▶ **Problem statement**:
Your answer should be every line below that includes the word "price".

▶ **Listed records**:
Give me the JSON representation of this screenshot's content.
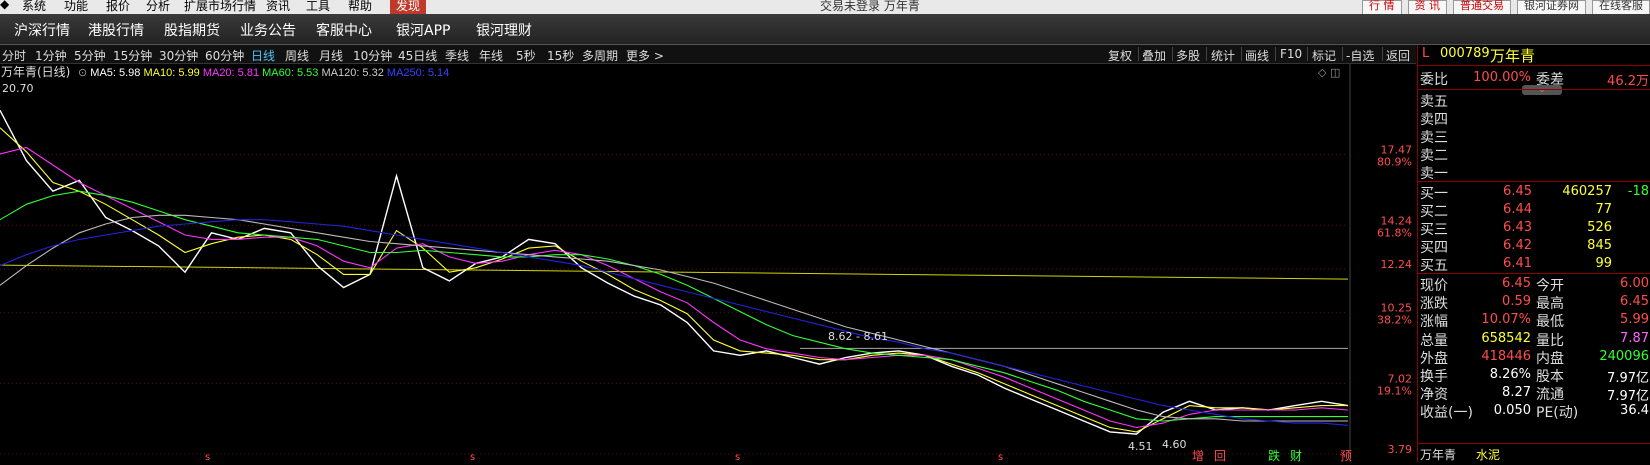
{
  "menubar": {
    "items": [
      "系统",
      "功能",
      "报价",
      "分析",
      "扩展市场行情",
      "资讯",
      "工具",
      "帮助",
      "发现"
    ],
    "window_title": "交易未登录  万年青",
    "right_buttons": [
      "行 情",
      "资 讯",
      "普通交易",
      "银河证券网",
      "在线客服"
    ]
  },
  "nav": {
    "items": [
      "沪深行情",
      "港股行情",
      "股指期货",
      "业务公告",
      "客服中心",
      "银河APP",
      "银河理财"
    ]
  },
  "periods": {
    "items": [
      "分时",
      "1分钟",
      "5分钟",
      "15分钟",
      "30分钟",
      "60分钟",
      "日线",
      "周线",
      "月线",
      "10分钟",
      "45日线",
      "季线",
      "年线",
      "5秒",
      "15秒",
      "多周期",
      "更多 >"
    ],
    "selected": "日线",
    "tools": [
      "复权",
      "叠加",
      "多股",
      "统计",
      "画线",
      "F10",
      "标记",
      "-自选",
      "返回"
    ]
  },
  "chart_header": {
    "title": "万年青(日线)",
    "ma5": "MA5: 5.98",
    "ma10": "MA10: 5.99",
    "ma20": "MA20: 5.81",
    "ma60": "MA60: 5.53",
    "ma120": "MA120: 5.32",
    "ma250": "MA250: 5.14",
    "high_label": "20.70",
    "range_label": "8.62 - 8.61",
    "low_label": "4.51",
    "low_label2": "4.60"
  },
  "chart_data": {
    "type": "line",
    "y_axis_ticks": [
      {
        "value": 17.47,
        "pct": "80.9%"
      },
      {
        "value": 14.24,
        "pct": "61.8%"
      },
      {
        "value": 12.24,
        "pct": ""
      },
      {
        "value": 10.25,
        "pct": "38.2%"
      },
      {
        "value": 7.02,
        "pct": "19.1%"
      },
      {
        "value": 3.79,
        "pct": ""
      }
    ],
    "ylim": [
      3.79,
      20.7
    ],
    "hlines": [
      {
        "value": 12.24,
        "color": "#d4d400"
      },
      {
        "value": 8.62,
        "color": "#aaaaaa"
      }
    ],
    "series": [
      {
        "name": "MA5",
        "color": "#ffffff",
        "values": [
          19.5,
          17.2,
          15.8,
          16.3,
          14.6,
          14.0,
          13.3,
          12.1,
          13.9,
          13.6,
          14.1,
          13.9,
          12.4,
          11.4,
          12.0,
          16.5,
          12.3,
          11.7,
          12.5,
          12.8,
          13.6,
          13.4,
          12.3,
          11.6,
          11.0,
          10.6,
          9.8,
          8.5,
          8.3,
          8.5,
          8.2,
          7.9,
          8.2,
          8.4,
          8.5,
          8.3,
          7.8,
          7.4,
          6.8,
          6.3,
          5.8,
          5.3,
          4.8,
          4.7,
          5.7,
          6.2,
          5.8,
          5.9,
          5.8,
          6.0,
          6.2,
          6.0
        ]
      },
      {
        "name": "MA10",
        "color": "#ffff33",
        "values": [
          18.7,
          17.6,
          16.2,
          15.8,
          15.2,
          14.5,
          13.8,
          13.0,
          13.4,
          13.7,
          13.8,
          13.6,
          12.9,
          12.0,
          12.0,
          14.0,
          13.2,
          12.1,
          12.3,
          12.7,
          13.2,
          13.3,
          12.6,
          12.0,
          11.3,
          10.8,
          10.2,
          9.0,
          8.5,
          8.4,
          8.3,
          8.1,
          8.1,
          8.3,
          8.4,
          8.3,
          7.9,
          7.5,
          7.0,
          6.5,
          6.0,
          5.5,
          5.0,
          4.8,
          5.4,
          6.0,
          5.9,
          5.9,
          5.8,
          5.9,
          6.0,
          6.0
        ]
      },
      {
        "name": "MA20",
        "color": "#ff33ff",
        "values": [
          17.5,
          17.8,
          17.0,
          16.2,
          15.6,
          15.0,
          14.4,
          13.8,
          13.6,
          13.6,
          13.7,
          13.7,
          13.3,
          12.6,
          12.3,
          13.2,
          13.4,
          12.8,
          12.5,
          12.6,
          12.9,
          13.1,
          12.9,
          12.4,
          11.8,
          11.2,
          10.7,
          9.8,
          9.0,
          8.6,
          8.4,
          8.2,
          8.1,
          8.2,
          8.3,
          8.3,
          8.1,
          7.7,
          7.3,
          6.8,
          6.3,
          5.8,
          5.3,
          5.0,
          5.2,
          5.6,
          5.8,
          5.8,
          5.8,
          5.8,
          5.9,
          5.8
        ]
      },
      {
        "name": "MA60",
        "color": "#33ff33",
        "values": [
          14.5,
          15.2,
          15.6,
          15.8,
          15.6,
          15.3,
          14.9,
          14.5,
          14.2,
          13.9,
          13.8,
          13.7,
          13.6,
          13.3,
          13.0,
          13.0,
          13.1,
          13.0,
          12.9,
          12.8,
          12.8,
          12.9,
          12.9,
          12.7,
          12.4,
          12.0,
          11.5,
          10.9,
          10.3,
          9.7,
          9.2,
          8.9,
          8.6,
          8.4,
          8.3,
          8.2,
          8.1,
          7.8,
          7.5,
          7.1,
          6.7,
          6.2,
          5.8,
          5.4,
          5.3,
          5.4,
          5.5,
          5.5,
          5.5,
          5.5,
          5.5,
          5.5
        ]
      },
      {
        "name": "MA120",
        "color": "#bbbbbb",
        "values": [
          11.5,
          12.4,
          13.2,
          13.9,
          14.3,
          14.6,
          14.7,
          14.7,
          14.6,
          14.5,
          14.3,
          14.1,
          13.9,
          13.7,
          13.5,
          13.4,
          13.3,
          13.2,
          13.1,
          13.0,
          12.9,
          12.8,
          12.7,
          12.6,
          12.4,
          12.2,
          11.9,
          11.6,
          11.2,
          10.8,
          10.4,
          10.0,
          9.6,
          9.3,
          9.0,
          8.7,
          8.4,
          8.1,
          7.8,
          7.4,
          7.0,
          6.6,
          6.2,
          5.8,
          5.5,
          5.4,
          5.4,
          5.3,
          5.3,
          5.3,
          5.3,
          5.3
        ]
      },
      {
        "name": "MA250",
        "color": "#2222dd",
        "values": [
          12.4,
          12.9,
          13.3,
          13.6,
          13.8,
          14.0,
          14.2,
          14.3,
          14.4,
          14.5,
          14.5,
          14.4,
          14.3,
          14.2,
          14.0,
          13.8,
          13.6,
          13.4,
          13.2,
          13.0,
          12.8,
          12.6,
          12.4,
          12.1,
          11.8,
          11.5,
          11.2,
          10.9,
          10.6,
          10.3,
          10.0,
          9.7,
          9.4,
          9.1,
          8.9,
          8.6,
          8.4,
          8.1,
          7.8,
          7.5,
          7.2,
          6.9,
          6.6,
          6.3,
          6.0,
          5.8,
          5.6,
          5.4,
          5.3,
          5.2,
          5.2,
          5.1
        ]
      }
    ],
    "bottom_markers": [
      "增",
      "回",
      "跌",
      "财",
      "预"
    ],
    "title": "",
    "xlabel": "",
    "ylabel": ""
  },
  "quote": {
    "code": "000789",
    "name": "万年青",
    "prefix": "L",
    "weibi_label": "委比",
    "weibi_value": "100.00%",
    "weicha_label": "委差",
    "weicha_value": "46.2万",
    "sell": [
      {
        "label": "卖五"
      },
      {
        "label": "卖四"
      },
      {
        "label": "卖三"
      },
      {
        "label": "卖二"
      },
      {
        "label": "卖一"
      }
    ],
    "buy": [
      {
        "label": "买一",
        "price": "6.45",
        "vol": "460257",
        "extra": "-18"
      },
      {
        "label": "买二",
        "price": "6.44",
        "vol": "77"
      },
      {
        "label": "买三",
        "price": "6.43",
        "vol": "526"
      },
      {
        "label": "买四",
        "price": "6.42",
        "vol": "845"
      },
      {
        "label": "买五",
        "price": "6.41",
        "vol": "99"
      }
    ],
    "stats": [
      {
        "l1": "现价",
        "v1": "6.45",
        "c1": "red",
        "l2": "今开",
        "v2": "6.00",
        "c2": "red"
      },
      {
        "l1": "涨跌",
        "v1": "0.59",
        "c1": "red",
        "l2": "最高",
        "v2": "6.45",
        "c2": "red"
      },
      {
        "l1": "涨幅",
        "v1": "10.07%",
        "c1": "red",
        "l2": "最低",
        "v2": "5.99",
        "c2": "red"
      },
      {
        "l1": "总量",
        "v1": "658542",
        "c1": "yel",
        "l2": "量比",
        "v2": "7.87",
        "c2": "pur"
      },
      {
        "l1": "外盘",
        "v1": "418446",
        "c1": "red",
        "l2": "内盘",
        "v2": "240096",
        "c2": "grn"
      },
      {
        "l1": "换手",
        "v1": "8.26%",
        "c1": "wht",
        "l2": "股本",
        "v2": "7.97亿",
        "c2": "wht"
      },
      {
        "l1": "净资",
        "v1": "8.27",
        "c1": "wht",
        "l2": "流通",
        "v2": "7.97亿",
        "c2": "wht"
      },
      {
        "l1": "收益(一)",
        "v1": "0.050",
        "c1": "wht",
        "l2": "PE(动)",
        "v2": "36.4",
        "c2": "wht"
      }
    ],
    "footer_name": "万年青",
    "footer_tag": "水泥"
  }
}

▶ **Output for this task**:
        "price": "6.45",
        "price": "6.44",
        "price": "6.43",
        "price": "6.42",
        "price": "6.41",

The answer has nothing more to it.